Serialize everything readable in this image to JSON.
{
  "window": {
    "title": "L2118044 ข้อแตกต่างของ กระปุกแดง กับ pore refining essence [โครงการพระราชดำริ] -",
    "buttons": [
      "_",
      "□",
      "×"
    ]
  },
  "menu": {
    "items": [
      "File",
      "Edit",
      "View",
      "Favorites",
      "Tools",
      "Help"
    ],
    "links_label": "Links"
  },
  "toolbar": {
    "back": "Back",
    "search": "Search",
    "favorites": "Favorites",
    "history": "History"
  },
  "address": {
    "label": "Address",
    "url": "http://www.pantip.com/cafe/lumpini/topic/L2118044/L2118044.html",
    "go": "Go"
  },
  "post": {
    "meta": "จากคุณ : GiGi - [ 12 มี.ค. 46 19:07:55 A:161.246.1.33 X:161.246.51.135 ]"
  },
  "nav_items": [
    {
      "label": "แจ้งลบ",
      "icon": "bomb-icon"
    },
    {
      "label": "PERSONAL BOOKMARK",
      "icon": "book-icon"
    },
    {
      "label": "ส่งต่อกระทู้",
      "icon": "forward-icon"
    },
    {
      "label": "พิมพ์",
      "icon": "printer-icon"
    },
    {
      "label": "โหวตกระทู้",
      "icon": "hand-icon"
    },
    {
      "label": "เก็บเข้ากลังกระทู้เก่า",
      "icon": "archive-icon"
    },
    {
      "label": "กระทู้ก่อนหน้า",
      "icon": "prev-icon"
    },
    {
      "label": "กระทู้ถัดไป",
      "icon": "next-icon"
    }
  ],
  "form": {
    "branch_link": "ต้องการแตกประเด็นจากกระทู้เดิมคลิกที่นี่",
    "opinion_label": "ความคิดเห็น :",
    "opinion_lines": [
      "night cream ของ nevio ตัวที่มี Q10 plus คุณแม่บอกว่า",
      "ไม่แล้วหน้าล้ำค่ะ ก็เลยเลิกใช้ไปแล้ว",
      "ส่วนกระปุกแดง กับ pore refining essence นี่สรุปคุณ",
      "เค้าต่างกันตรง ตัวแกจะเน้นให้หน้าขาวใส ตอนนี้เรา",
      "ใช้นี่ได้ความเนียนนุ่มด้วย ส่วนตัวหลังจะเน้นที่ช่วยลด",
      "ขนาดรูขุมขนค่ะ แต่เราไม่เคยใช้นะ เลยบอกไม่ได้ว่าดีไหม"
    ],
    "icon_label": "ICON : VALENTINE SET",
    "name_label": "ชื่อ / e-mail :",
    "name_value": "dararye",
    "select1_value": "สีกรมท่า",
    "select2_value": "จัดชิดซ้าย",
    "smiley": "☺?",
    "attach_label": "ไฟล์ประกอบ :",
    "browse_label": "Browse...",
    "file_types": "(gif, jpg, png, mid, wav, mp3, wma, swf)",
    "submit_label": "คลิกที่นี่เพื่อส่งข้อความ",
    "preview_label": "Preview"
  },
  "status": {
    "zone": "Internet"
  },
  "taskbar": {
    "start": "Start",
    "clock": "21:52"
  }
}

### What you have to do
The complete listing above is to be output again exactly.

### Written response
Serialize everything readable in this image to JSON.
{
  "window": {
    "title": "L2118044 ข้อแตกต่างของ กระปุกแดง กับ pore refining essence [โครงการพระราชดำริ] -",
    "buttons": [
      "_",
      "□",
      "×"
    ]
  },
  "menu": {
    "items": [
      "File",
      "Edit",
      "View",
      "Favorites",
      "Tools",
      "Help"
    ],
    "links_label": "Links"
  },
  "toolbar": {
    "back": "Back",
    "search": "Search",
    "favorites": "Favorites",
    "history": "History"
  },
  "address": {
    "label": "Address",
    "url": "http://www.pantip.com/cafe/lumpini/topic/L2118044/L2118044.html",
    "go": "Go"
  },
  "post": {
    "meta": "จากคุณ : GiGi - [ 12 มี.ค. 46 19:07:55 A:161.246.1.33 X:161.246.51.135 ]"
  },
  "nav_items": [
    {
      "label": "แจ้งลบ",
      "icon": "bomb-icon"
    },
    {
      "label": "PERSONAL BOOKMARK",
      "icon": "book-icon"
    },
    {
      "label": "ส่งต่อกระทู้",
      "icon": "forward-icon"
    },
    {
      "label": "พิมพ์",
      "icon": "printer-icon"
    },
    {
      "label": "โหวตกระทู้",
      "icon": "hand-icon"
    },
    {
      "label": "เก็บเข้ากลังกระทู้เก่า",
      "icon": "archive-icon"
    },
    {
      "label": "กระทู้ก่อนหน้า",
      "icon": "prev-icon"
    },
    {
      "label": "กระทู้ถัดไป",
      "icon": "next-icon"
    }
  ],
  "form": {
    "branch_link": "ต้องการแตกประเด็นจากกระทู้เดิมคลิกที่นี่",
    "opinion_label": "ความคิดเห็น :",
    "opinion_lines": [
      "night cream ของ nevio ตัวที่มี Q10 plus คุณแม่บอกว่า",
      "ไม่แล้วหน้าล้ำค่ะ ก็เลยเลิกใช้ไปแล้ว",
      "ส่วนกระปุกแดง กับ pore refining essence นี่สรุปคุณ",
      "เค้าต่างกันตรง ตัวแกจะเน้นให้หน้าขาวใส ตอนนี้เรา",
      "ใช้นี่ได้ความเนียนนุ่มด้วย ส่วนตัวหลังจะเน้นที่ช่วยลด",
      "ขนาดรูขุมขนค่ะ แต่เราไม่เคยใช้นะ เลยบอกไม่ได้ว่าดีไหม"
    ],
    "icon_label": "ICON : VALENTINE SET",
    "name_label": "ชื่อ / e-mail :",
    "name_value": "dararye",
    "select1_value": "สีกรมท่า",
    "select2_value": "จัดชิดซ้าย",
    "smiley": "☺?",
    "attach_label": "ไฟล์ประกอบ :",
    "browse_label": "Browse...",
    "file_types": "(gif, jpg, png, mid, wav, mp3, wma, swf)",
    "submit_label": "คลิกที่นี่เพื่อส่งข้อความ",
    "preview_label": "Preview"
  },
  "status": {
    "zone": "Internet"
  },
  "taskbar": {
    "start": "Start",
    "clock": "21:52"
  }
}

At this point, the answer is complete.